3 Marcus WilliamsF6'7"Fr.Seattle, WA/Roosevelt

Williams is a versatile and gifted shooter who should make an immediate impact. The 'Cats hope he can be as productive as fellow Seattle products Jason Terry and Michael Dickerson once were. Prince, a 6-7 point guard, was impressive playing in Tucson's Summer Pro League while he attended summer school. Onobun played all over the court as a high school star. At Arizona, he'll probably settle in as a combo player, moving between power forward and wing forward. Bagga is a walk-on.
At 71, Lute Olson has made his Arizona program younger and more ambitious, answering inevitable inquiries concerning his retirement -- "not yet, not even close," he says -- by accelerating his pace.

Rather than take the summer off, Olson established an elite camp, inviting many ex-Wildcats in the NBA back to Tucson as camp counselors, generating recruiting momentum.

He then remade his organization's image by hiring Miles Simon (30 years old), Arizona's MVP at the 1997 Final Four, and Reggie Geary (32 years old), a former All-Pac-10 guard at Arizona, as assistant coaches.

"You can't afford to sit back and feel good about what you've done," says Olson, who enters his 23rd season at Arizona. "This league is more competitive than ever. There is no place for feeling comfortable."


The immediate issue is replacing NBA lottery pick Channing Frye, a four-year starter and a two-time all-conference pick.

Rather than designate a starter, Olson is likely to use four players in the two inside power positions -- 6-foot-10 junior Kirk Walters, 6-9 senior Isaiah Fox, 6-10 junior Ivan Radenovic and redshirt freshman Mohamed Tangara, who missed most of his first season with a back injury.

"We like the versatility of that group," says Jim Rosborough, Arizona's associate head coach. "All four have a different way to play."

The key among the frontcourt players is Fox. A starter 20 times in his career, he fell into a slump last year.

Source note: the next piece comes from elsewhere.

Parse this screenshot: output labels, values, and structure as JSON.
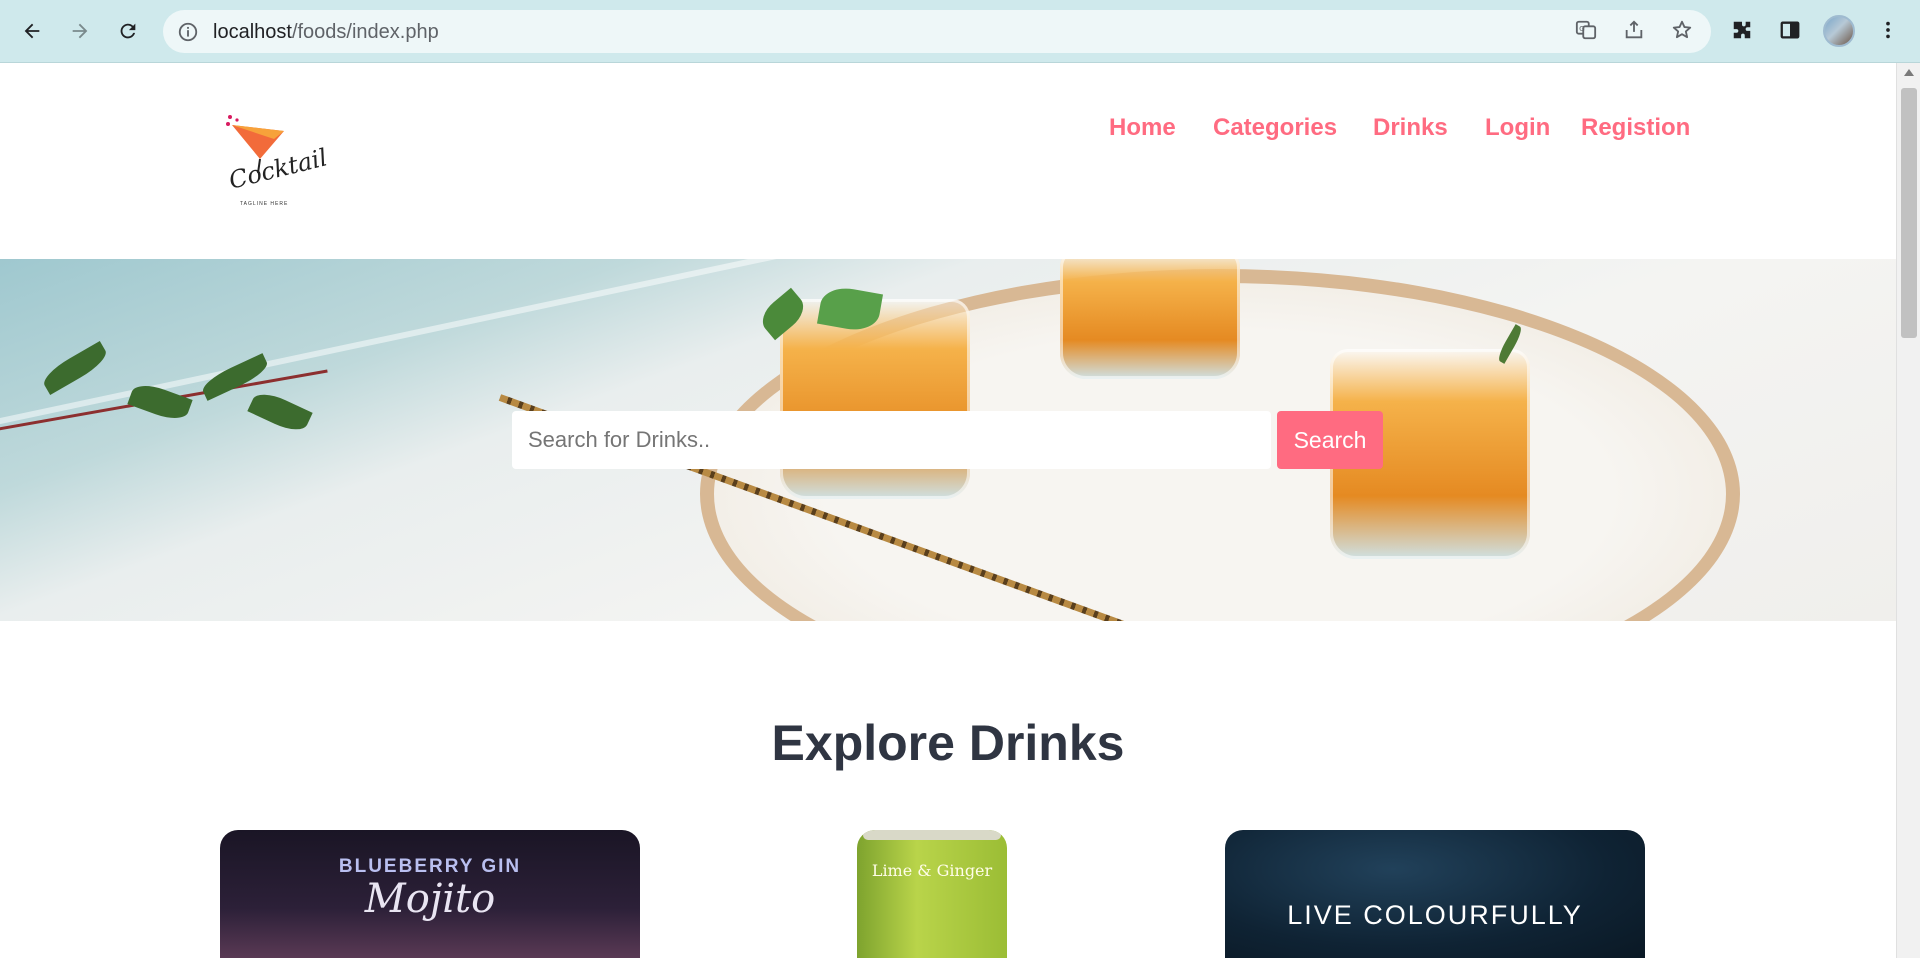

Olson benched Fox, rarely using him during meaningful situations. Now, Fox, who lost 30 pounds to get down to about 260, gets one last chance.


Junior point guard Mustafa Shakur has not met Arizona's nearly impossible standards for a point guard, a position played at the school by NBA standouts Mike Bibby, Gilbert Arenas, Steve Kerr, Jason Terry and Damon Stoudamire.

Shakur will engage in a preseason battle for his job with touted freshman J.P. Prince, a 6-7 Memphis prep All-American and cousin of Detroit Pistons star Tayshaun Prince.

"J.P. has long arms and is an aggressive player, attacking the basket," says 28-year-old assistant Josh Pastner. "He'll be a factor. He's going to be very good."

When Shakur was good during his sophomore year, he was dazzling. But between his bursts of excellence, he was notably ineffective. With good size and blazing speed, Shakur will be challenged for minutes for the first time in his career. The situation should result in strong point guard play once again for Olson.

The two wing positions are deep and talented. Splitting playing time among six players will create terrific practice competition.

Returning starter Hassan Adams will probably be Arizona's leading scorer and go-to player. With almost 1,300 points in his UA career, Adams is blessed with remarkable jumping ability and open-court speed. He'll have the incentive of playing for NBA Draft position in his final season in Tucson. As a bonus, he can also play power forward when necessary.

Jawann McClellan, a potential star, was pegged to be Arizona's starter at shooting guard, but was ruled academically ineligible for the first semester after failing a summer-school class. In '04-05, McClellan replaced Chris Rodgers as Arizona's sixth man in the NCAA tournament. The Cats can also turn to Rodgers, a defensive specialist; Jesus Verdejo, known for his shooting; Australian native Daniel Dillon; or prized freshman Marcus Williams.

Final Analysis

Olson has very high expectations for the Wildcats.

"This is a team that will have a great shot at the Pac-10 championship again," he says. "It will be the kind of team, because of the day-to-day fight for playing time, that will only get better and better."

But will the Wildcats have a big-game performer to replace the type of play Frye and Salim Stoudamire gave them last season?

"We've certainly got a lot of guys who are capable of taking on that role," says Rosborough.